I was trying to draw a diagram but I couldn't figure out how to do it. For example, if you have a 3 foot putt that breaks such that a putt at 6 inches past the hole would need to start on a line one inch above the lip to hit center cup.
- If you hit your line, how close to do you have to be to 6 inches to still make the putt? Anybody know this?
- If you miss your line with the correct speed, we know you have a target that's 3.8" wide.
- From those two, can you draw a diagram showing the space where, absent a hole, the ball would stop, and with a hole the ball would fall in the cup? I.e., the target area that would result in a made putt.
Then do the same thing for a firm putt, which would basically look like a long skinny cone extending from the hole. I guess it would sort of slant a bit because of the break.
I imagine you'd have a long skinny cone, a shorter fatter cone. One covers more area than the other. Whichever that is, would be the strategy that maximizes your odds of hitting the putt, if you remove green reading, confidence, preference, etc from the equation.
Originally Posted by saevel25
Yes i am assuming this, but its true that if you hit it 3' past, that you could hit it shorter or longer than 3'. But the problem with that is, if you under hit it lets say by a foot, 2.5'. Your hole size went from 1.4" to 1.75" in diameter.
Right, that's my point. The margin of error is 2 dimensional. I suggest that it might be reasonable to give up .17" in lateral margin of error, to gain 12.0" in depth margin of error. (I'm using your numbers, which I think are off and make my point look better) I further suggest, that if a person tends to miss short putts because he gets the speed wrong more often than he misses his intended line (we're not talking mis-reads), that person is probably better off hitting it firm.
Originally Posted by saevel25
Yes, but to same firm is overall more confident than softer, is false. There is a misconception that a soft putt isn't a confident stroke.
This is where we are. We agree on facts, and reach different conclusions. We agree that some feel more confident with a more firm stroke, some do not. From that, I conclude that people may reasonably differ on their approach. You come to the conclusion that everyone else is wrong.
And to me, this is sort of a side point.

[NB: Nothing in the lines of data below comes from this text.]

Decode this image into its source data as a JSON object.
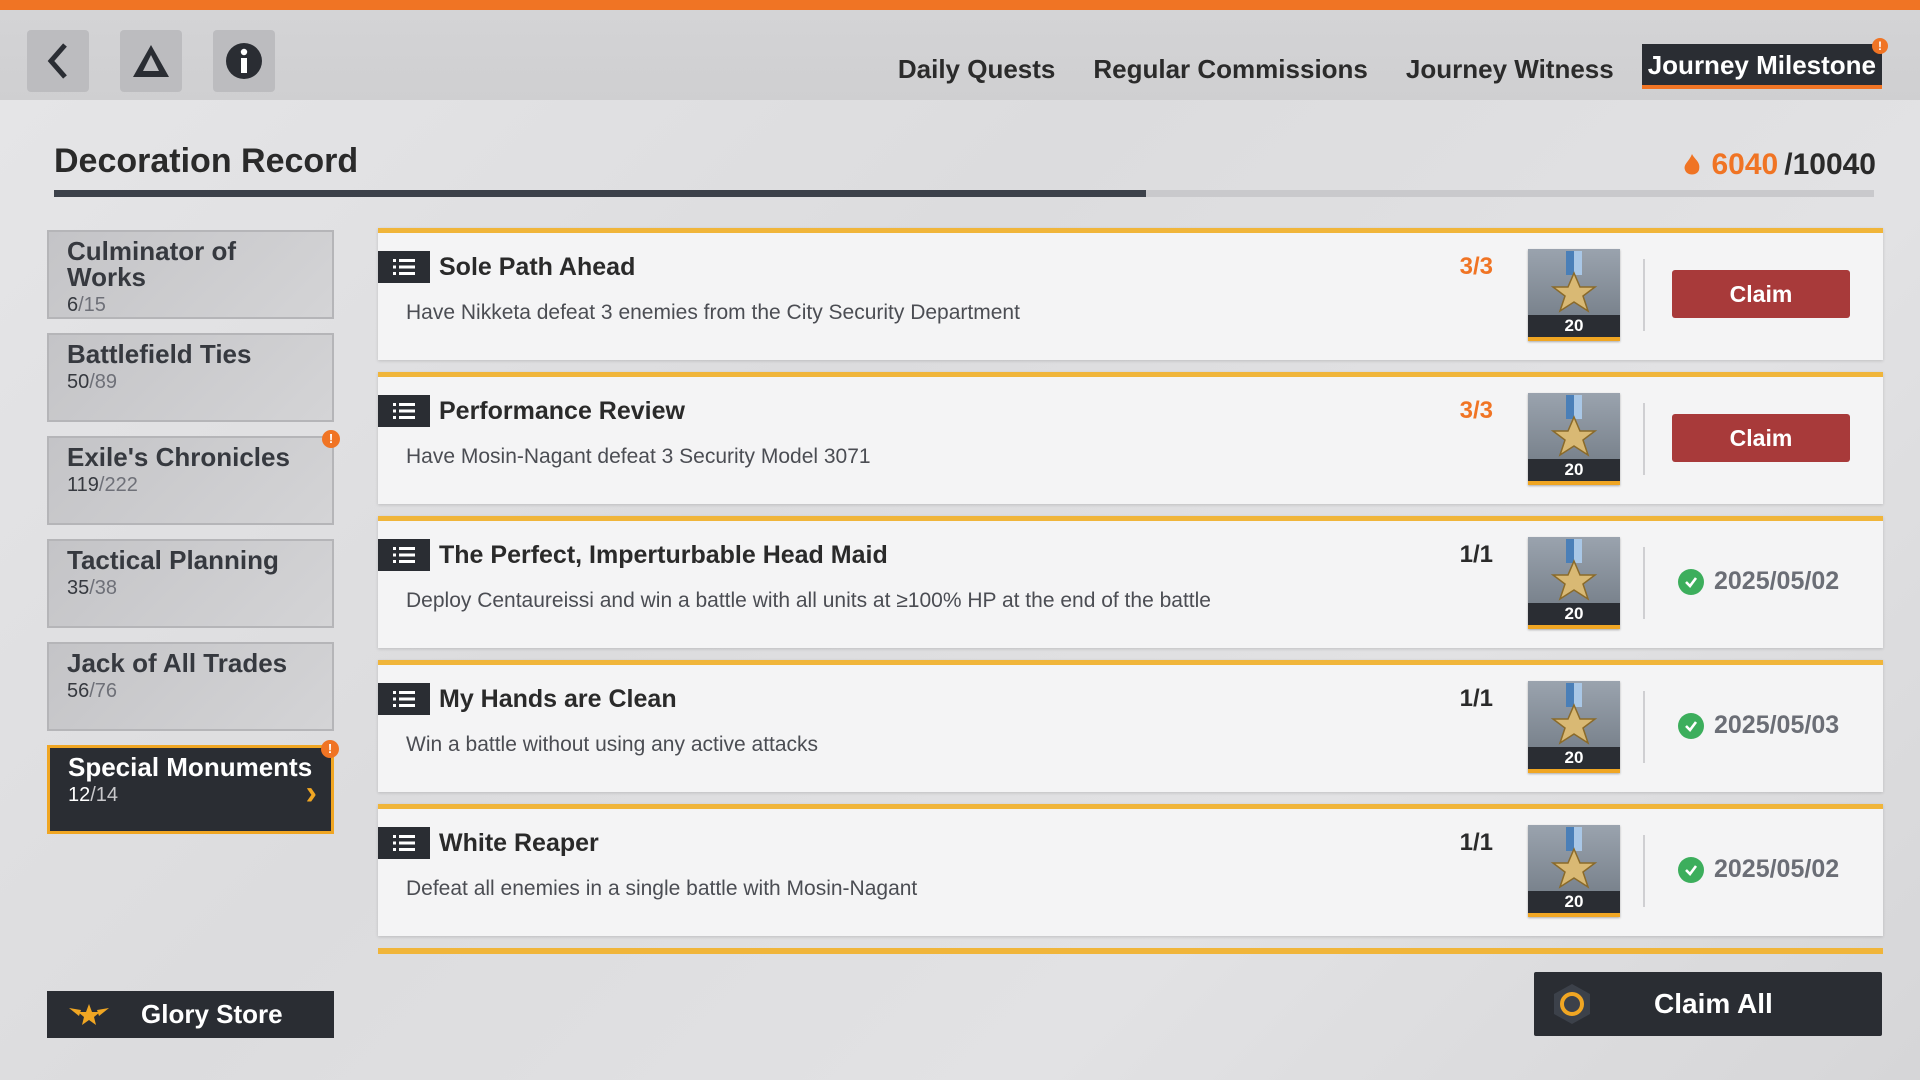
{
  "topbar": {
    "tabs": [
      {
        "label": "Daily Quests",
        "active": false
      },
      {
        "label": "Regular Commissions",
        "active": false
      },
      {
        "label": "Journey Witness",
        "active": false
      },
      {
        "label": "Journey Milestone",
        "active": true,
        "alert": "!"
      }
    ]
  },
  "header": {
    "title": "Decoration Record",
    "score_current": "6040",
    "score_max": "/10040",
    "progress_fraction": 0.6
  },
  "sidebar": {
    "items": [
      {
        "name": "Culminator of Works",
        "done": "6",
        "total": "/15",
        "active": false,
        "alert": ""
      },
      {
        "name": "Battlefield Ties",
        "done": "50",
        "total": "/89",
        "active": false,
        "alert": ""
      },
      {
        "name": "Exile's Chronicles",
        "done": "119",
        "total": "/222",
        "active": false,
        "alert": "!"
      },
      {
        "name": "Tactical Planning",
        "done": "35",
        "total": "/38",
        "active": false,
        "alert": ""
      },
      {
        "name": "Jack of All Trades",
        "done": "56",
        "total": "/76",
        "active": false,
        "alert": ""
      },
      {
        "name": "Special Monuments",
        "done": "12",
        "total": "/14",
        "active": true,
        "alert": "!"
      }
    ],
    "glory_store_label": "Glory Store"
  },
  "quests": [
    {
      "title": "Sole Path Ahead",
      "desc": "Have Nikketa defeat 3 enemies from the City Security Department",
      "progress": "3/3",
      "reward": "20",
      "status": "claim",
      "action_label": "Claim"
    },
    {
      "title": "Performance Review",
      "desc": "Have Mosin-Nagant defeat 3 Security Model 3071",
      "progress": "3/3",
      "reward": "20",
      "status": "claim",
      "action_label": "Claim"
    },
    {
      "title": "The Perfect, Imperturbable Head Maid",
      "desc": "Deploy Centaureissi and win a battle with all units at ≥100% HP at the end of the battle",
      "progress": "1/1",
      "reward": "20",
      "status": "done",
      "date": "2025/05/02"
    },
    {
      "title": "My Hands are Clean",
      "desc": "Win a battle without using any active attacks",
      "progress": "1/1",
      "reward": "20",
      "status": "done",
      "date": "2025/05/03"
    },
    {
      "title": "White Reaper",
      "desc": "Defeat all enemies in a single battle with Mosin-Nagant",
      "progress": "1/1",
      "reward": "20",
      "status": "done",
      "date": "2025/05/02"
    }
  ],
  "claim_all_label": "Claim All",
  "colors": {
    "accent": "#f07424",
    "gold": "#f0b53a",
    "claim": "#a83a3a",
    "dark": "#2a2d33",
    "success": "#3cae5c"
  }
}
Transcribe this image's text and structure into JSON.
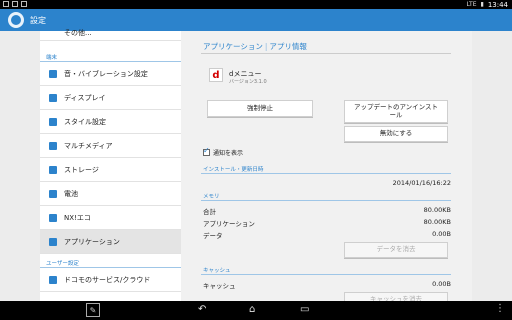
{
  "statusbar": {
    "time": "13:44",
    "signal": "LTE"
  },
  "actionbar": {
    "title": "設定"
  },
  "sidebar": {
    "partial_item": "その他...",
    "section_device": "端末",
    "items": [
      {
        "label": "音・バイブレーション設定"
      },
      {
        "label": "ディスプレイ"
      },
      {
        "label": "スタイル設定"
      },
      {
        "label": "マルチメディア"
      },
      {
        "label": "ストレージ"
      },
      {
        "label": "電池"
      },
      {
        "label": "NX!エコ"
      },
      {
        "label": "アプリケーション"
      }
    ],
    "section_user": "ユーザー設定",
    "user_items": [
      {
        "label": "ドコモのサービス/クラウド"
      }
    ]
  },
  "detail": {
    "breadcrumb_1": "アプリケーション",
    "breadcrumb_sep": "|",
    "breadcrumb_2": "アプリ情報",
    "app_icon": "d",
    "app_name": "dメニュー",
    "app_version": "バージョン3.1.0",
    "force_stop": "強制停止",
    "uninstall_updates": "アップデートのアンインストール",
    "disable": "無効にする",
    "show_notifications": "通知を表示",
    "section_install": "インストール・更新日時",
    "install_date": "2014/01/16/16:22",
    "section_memory": "メモリ",
    "memory_rows": [
      {
        "label": "合計",
        "value": "80.00KB"
      },
      {
        "label": "アプリケーション",
        "value": "80.00KB"
      },
      {
        "label": "データ",
        "value": "0.00B"
      }
    ],
    "clear_data": "データを消去",
    "section_cache": "キャッシュ",
    "cache_label": "キャッシュ",
    "cache_value": "0.00B",
    "clear_cache": "キャッシュを消去"
  },
  "navbar": {
    "pen": "✎",
    "back": "↶",
    "home": "⌂",
    "recents": "▭",
    "menu": "⋮"
  }
}
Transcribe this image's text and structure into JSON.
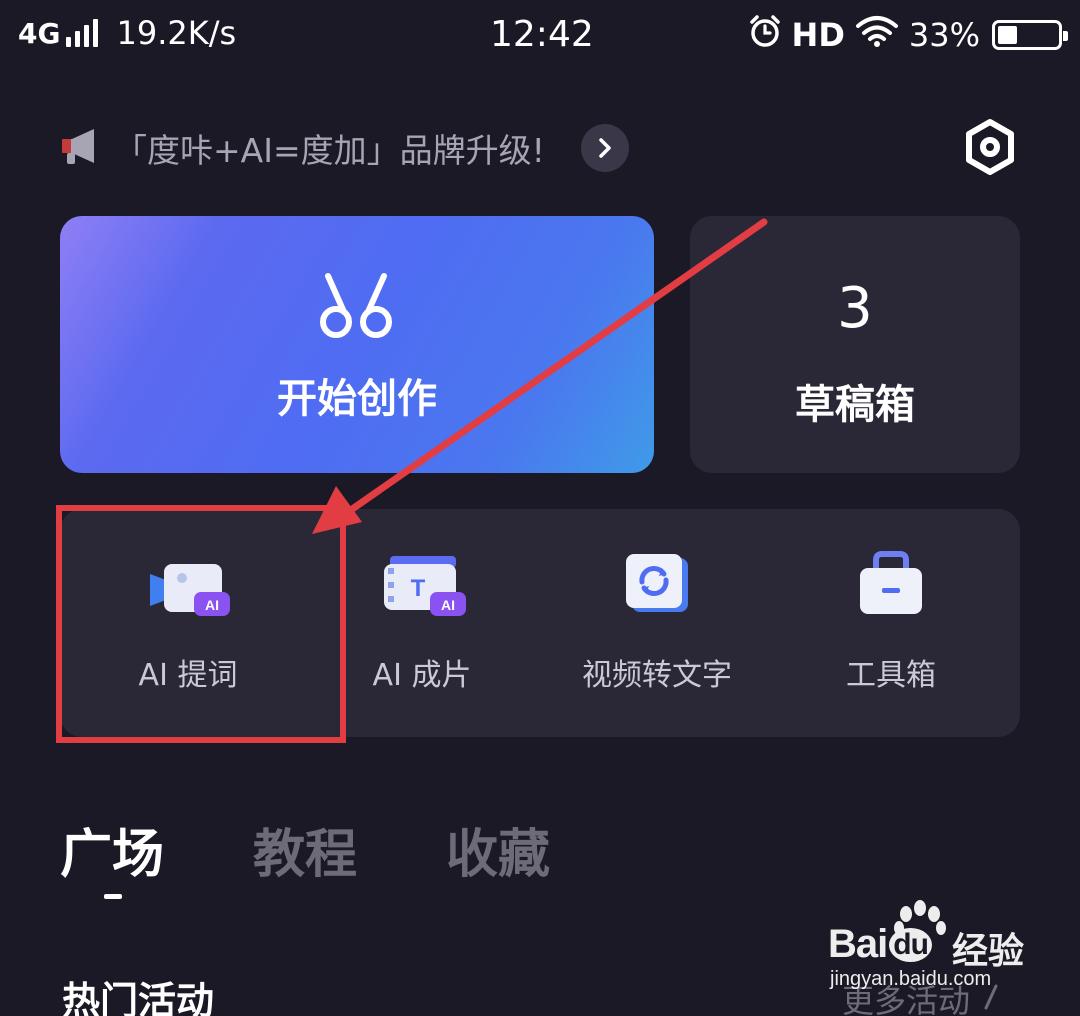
{
  "status_bar": {
    "network": "4G",
    "speed": "19.2K/s",
    "time": "12:42",
    "hd": "HD",
    "battery_percent": "33%",
    "battery_level": 0.33
  },
  "announcement": {
    "text": "「度咔+AI=度加」品牌升级!",
    "icon": "megaphone-icon",
    "arrow_icon": "chevron-right-icon"
  },
  "header": {
    "settings_icon": "settings-hexagon-icon"
  },
  "cards": {
    "create": {
      "label": "开始创作",
      "icon": "scissors-icon"
    },
    "drafts": {
      "count": "3",
      "label": "草稿箱"
    }
  },
  "tools": [
    {
      "label": "AI 提词",
      "icon": "ai-teleprompter-icon"
    },
    {
      "label": "AI 成片",
      "icon": "ai-video-icon"
    },
    {
      "label": "视频转文字",
      "icon": "video-to-text-icon"
    },
    {
      "label": "工具箱",
      "icon": "toolbox-icon"
    }
  ],
  "tabs": [
    {
      "label": "广场",
      "active": true
    },
    {
      "label": "教程",
      "active": false
    },
    {
      "label": "收藏",
      "active": false
    }
  ],
  "section": {
    "title": "热门活动",
    "more": "更多活动"
  },
  "watermark": {
    "brand": "Bai",
    "brand_du": "du",
    "brand_cn": "经验",
    "url": "jingyan.baidu.com"
  },
  "colors": {
    "background": "#1b1925",
    "card": "#2a2836",
    "highlight": "#e23d43",
    "accent_start": "#8f7ff5",
    "accent_end": "#3f9be8"
  }
}
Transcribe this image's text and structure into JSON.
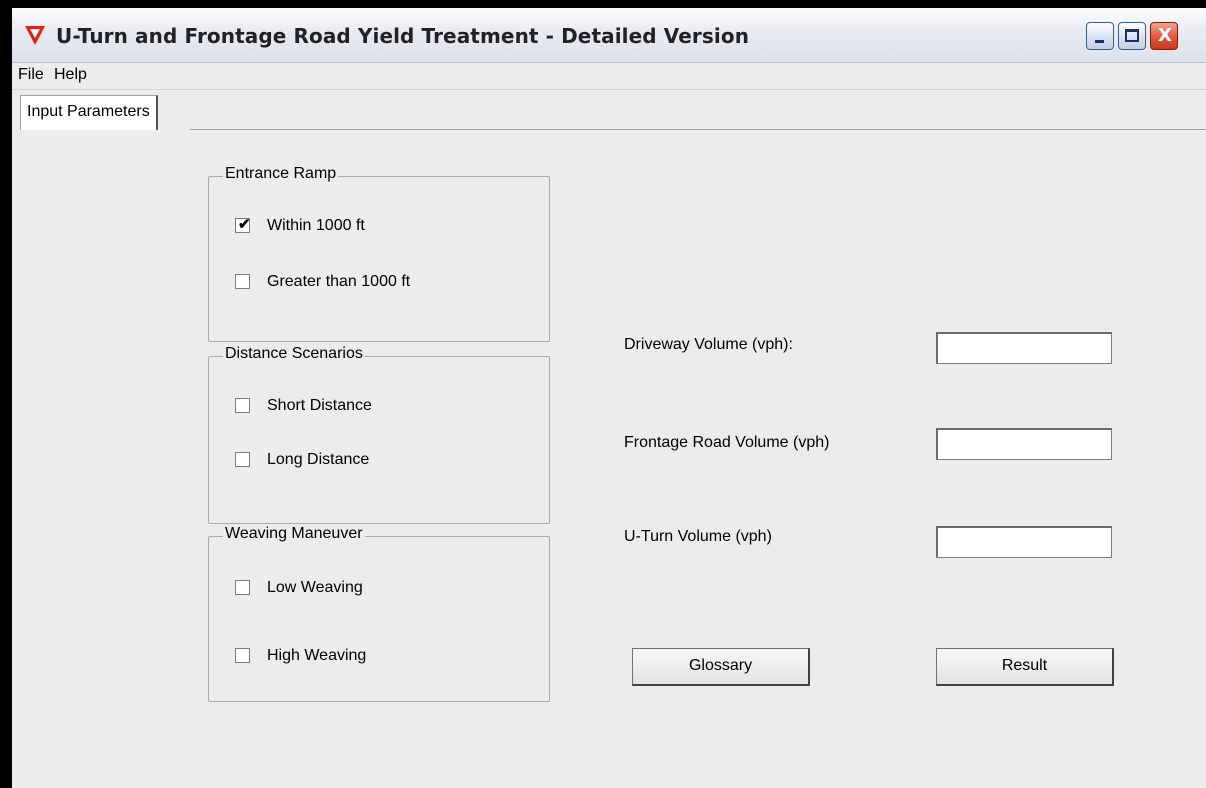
{
  "window": {
    "title": "U-Turn and Frontage Road Yield Treatment - Detailed Version",
    "icon": "red-triangle-yield-icon",
    "controls": {
      "minimize": "minimize",
      "maximize": "maximize",
      "close": "X"
    }
  },
  "menu": {
    "items": [
      "File",
      "Help"
    ]
  },
  "tabs": [
    {
      "label": "Input Parameters",
      "selected": true
    }
  ],
  "groups": {
    "entrance_ramp": {
      "title": "Entrance Ramp",
      "options": [
        {
          "label": "Within 1000 ft",
          "checked": true
        },
        {
          "label": "Greater than 1000 ft",
          "checked": false
        }
      ]
    },
    "distance_scenarios": {
      "title": "Distance Scenarios",
      "options": [
        {
          "label": "Short Distance",
          "checked": false
        },
        {
          "label": "Long Distance",
          "checked": false
        }
      ]
    },
    "weaving_maneuver": {
      "title": "Weaving Maneuver",
      "options": [
        {
          "label": "Low Weaving",
          "checked": false
        },
        {
          "label": "High Weaving",
          "checked": false
        }
      ]
    }
  },
  "fields": {
    "driveway_volume": {
      "label": "Driveway Volume (vph):",
      "value": ""
    },
    "frontage_road_volume": {
      "label": "Frontage Road Volume (vph)",
      "value": ""
    },
    "uturn_volume": {
      "label": "U-Turn Volume (vph)",
      "value": ""
    }
  },
  "buttons": {
    "glossary": "Glossary",
    "result": "Result"
  },
  "colors": {
    "titlebar": "#e7ebf2",
    "panel": "#ececec",
    "close_button": "#e4553a",
    "app_icon": "#d9261c"
  }
}
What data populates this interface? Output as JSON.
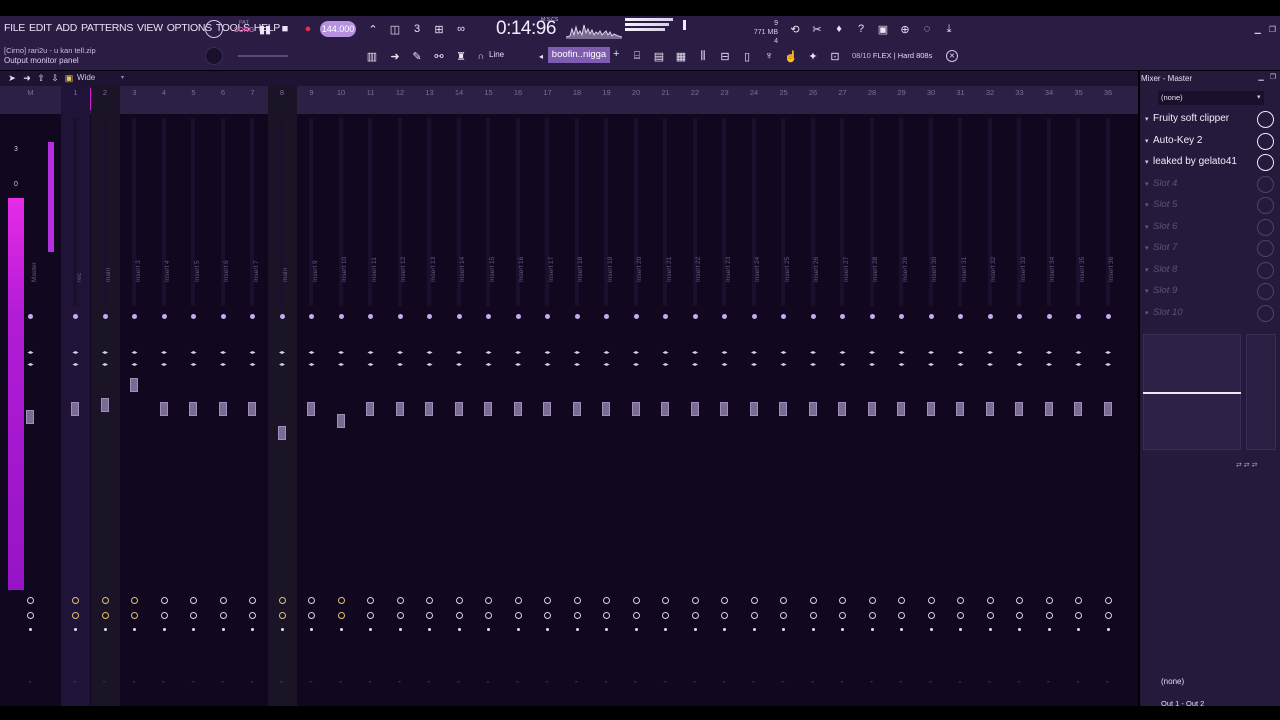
{
  "menu": [
    "FILE",
    "EDIT",
    "ADD",
    "PATTERNS",
    "VIEW",
    "OPTIONS",
    "TOOLS",
    "HELP"
  ],
  "hint": {
    "file": "[Cirno] rari2u - u kan tell.zip",
    "text": "Output monitor panel"
  },
  "transport": {
    "mode_top": "PAT",
    "mode": "SONG",
    "tempo": "144.000",
    "time": "0:14:96",
    "time_label": "M:S:CS"
  },
  "memory": {
    "value": "771 MB",
    "polyphony": "4",
    "cpu": "9"
  },
  "toolbar": {
    "snap": "Line",
    "pattern": "boofin..nigga",
    "news": "08/10",
    "news_text": "FLEX | Hard 808s"
  },
  "mixer_view": "Wide",
  "mixer_numbers": [
    "M",
    "1",
    "2",
    "3",
    "4",
    "5",
    "6",
    "7",
    "8",
    "9",
    "10",
    "11",
    "12",
    "13",
    "14",
    "15",
    "16",
    "17",
    "18",
    "19",
    "20",
    "21",
    "22",
    "23",
    "24",
    "25",
    "26",
    "27",
    "28",
    "29",
    "30",
    "31",
    "32",
    "33",
    "34",
    "35",
    "36"
  ],
  "mixer_names": [
    "Master",
    "rec",
    "main",
    "Insert 3",
    "Insert 4",
    "Insert 5",
    "Insert 6",
    "Insert 7",
    "main",
    "Insert 9",
    "Insert 10",
    "Insert 11",
    "Insert 12",
    "Insert 13",
    "Insert 14",
    "Insert 15",
    "Insert 16",
    "Insert 17",
    "Insert 18",
    "Insert 19",
    "Insert 20",
    "Insert 21",
    "Insert 22",
    "Insert 23",
    "Insert 24",
    "Insert 25",
    "Insert 26",
    "Insert 27",
    "Insert 28",
    "Insert 29",
    "Insert 30",
    "Insert 31",
    "Insert 32",
    "Insert 33",
    "Insert 34",
    "Insert 35",
    "Insert 36"
  ],
  "master_scale": [
    "3",
    "0"
  ],
  "mixer_panel": {
    "title": "Mixer - Master",
    "input": "(none)",
    "slots": [
      {
        "label": "Fruity soft clipper",
        "empty": false
      },
      {
        "label": "Auto-Key 2",
        "empty": false
      },
      {
        "label": "leaked by gelato41",
        "empty": false
      },
      {
        "label": "Slot 4",
        "empty": true
      },
      {
        "label": "Slot 5",
        "empty": true
      },
      {
        "label": "Slot 6",
        "empty": true
      },
      {
        "label": "Slot 7",
        "empty": true
      },
      {
        "label": "Slot 8",
        "empty": true
      },
      {
        "label": "Slot 9",
        "empty": true
      },
      {
        "label": "Slot 10",
        "empty": true
      }
    ],
    "output_none": "(none)",
    "output": "Out 1 - Out 2"
  },
  "colors": {
    "accent": "#d71fd6",
    "panel": "#2a1c43",
    "mixer_bg": "#11081f",
    "tempo": "#b591e0"
  }
}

I take issue with the idea that widening the hole is the only factor that should be considered in determining what speed maximizes the margin of error given the correct read. I just mentioned this because its another benefit that people have mentioned of putting firm. Another would be that you're removing the break. If you're looking at a putt and you can't really tell if its left edge or 2 inches outside, you can hit it firm to an inch inside the left edge. If you hit your intended line, the ball isn't going to miss left and if you miss low--a firm 3 foot put breaking 3+ inches--you've misread the break pretty badly and its likely that a soft putt 2 inches left would have missed low too.
Originally Posted by Paradox
No one is saying that "firm is wrong" per se...whats wrong is that hitting a putt firm somehow makes the putt easier. Its just the opposite.... you have less room to miss.
Only if you define "room to miss" as lateral margin of error.
And for what its worth, it may be that lateral error is more important for some reason, or that I am over estimating the margin or error on depth. My point is that saying "soft is better because it makes the hole bigger" is good enough. That's like saying its better to build a baseball team by spending all your money on batters because that will maximize the runs you score. There's another dimension to the equation. It may be that one is more important than the other, or larger or smaller than the other, but simply repeating "soft makes the hole bigger" over and over again doesn't get you to the conclusion that soft results in more holed putts.